Return every line of the data below exactly, but do not include the images.

Website and app data records
+===+
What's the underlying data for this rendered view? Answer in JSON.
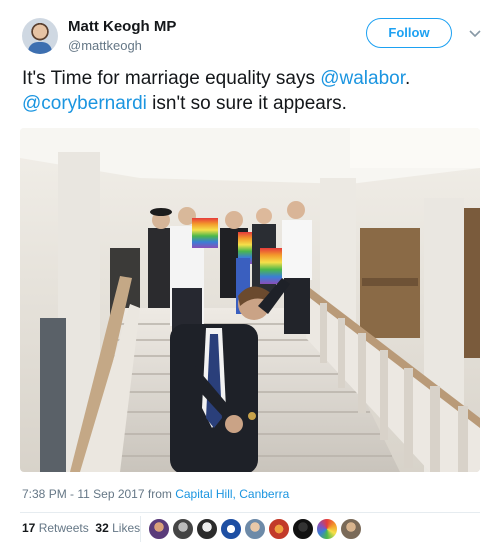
{
  "author": {
    "name": "Matt Keogh MP",
    "handle": "@mattkeogh",
    "follow_label": "Follow"
  },
  "tweet": {
    "text_part1": "It's Time for marriage equality says ",
    "mention1": "@walabor",
    "text_part2": ".",
    "mention2": "@corybernardi",
    "text_part3": " isn't so sure it appears."
  },
  "meta": {
    "time": "7:38 PM - 11 Sep 2017",
    "from_label": " from ",
    "place": "Capital Hill, Canberra"
  },
  "stats": {
    "retweets_count": "17",
    "retweets_label": "Retweets",
    "likes_count": "32",
    "likes_label": "Likes"
  },
  "colors": {
    "link": "#1b95e0",
    "follow": "#1da1f2",
    "secondary_text": "#657786"
  }
}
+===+
Output of the task:
What's the underlying data for this rendered view? Answer in JSON.
{
  "author": {
    "name": "Matt Keogh MP",
    "handle": "@mattkeogh",
    "follow_label": "Follow"
  },
  "tweet": {
    "text_part1": "It's Time for marriage equality says ",
    "mention1": "@walabor",
    "text_part2": ".",
    "mention2": "@corybernardi",
    "text_part3": " isn't so sure it appears."
  },
  "meta": {
    "time": "7:38 PM - 11 Sep 2017",
    "from_label": " from ",
    "place": "Capital Hill, Canberra"
  },
  "stats": {
    "retweets_count": "17",
    "retweets_label": "Retweets",
    "likes_count": "32",
    "likes_label": "Likes"
  },
  "colors": {
    "link": "#1b95e0",
    "follow": "#1da1f2",
    "secondary_text": "#657786"
  }
}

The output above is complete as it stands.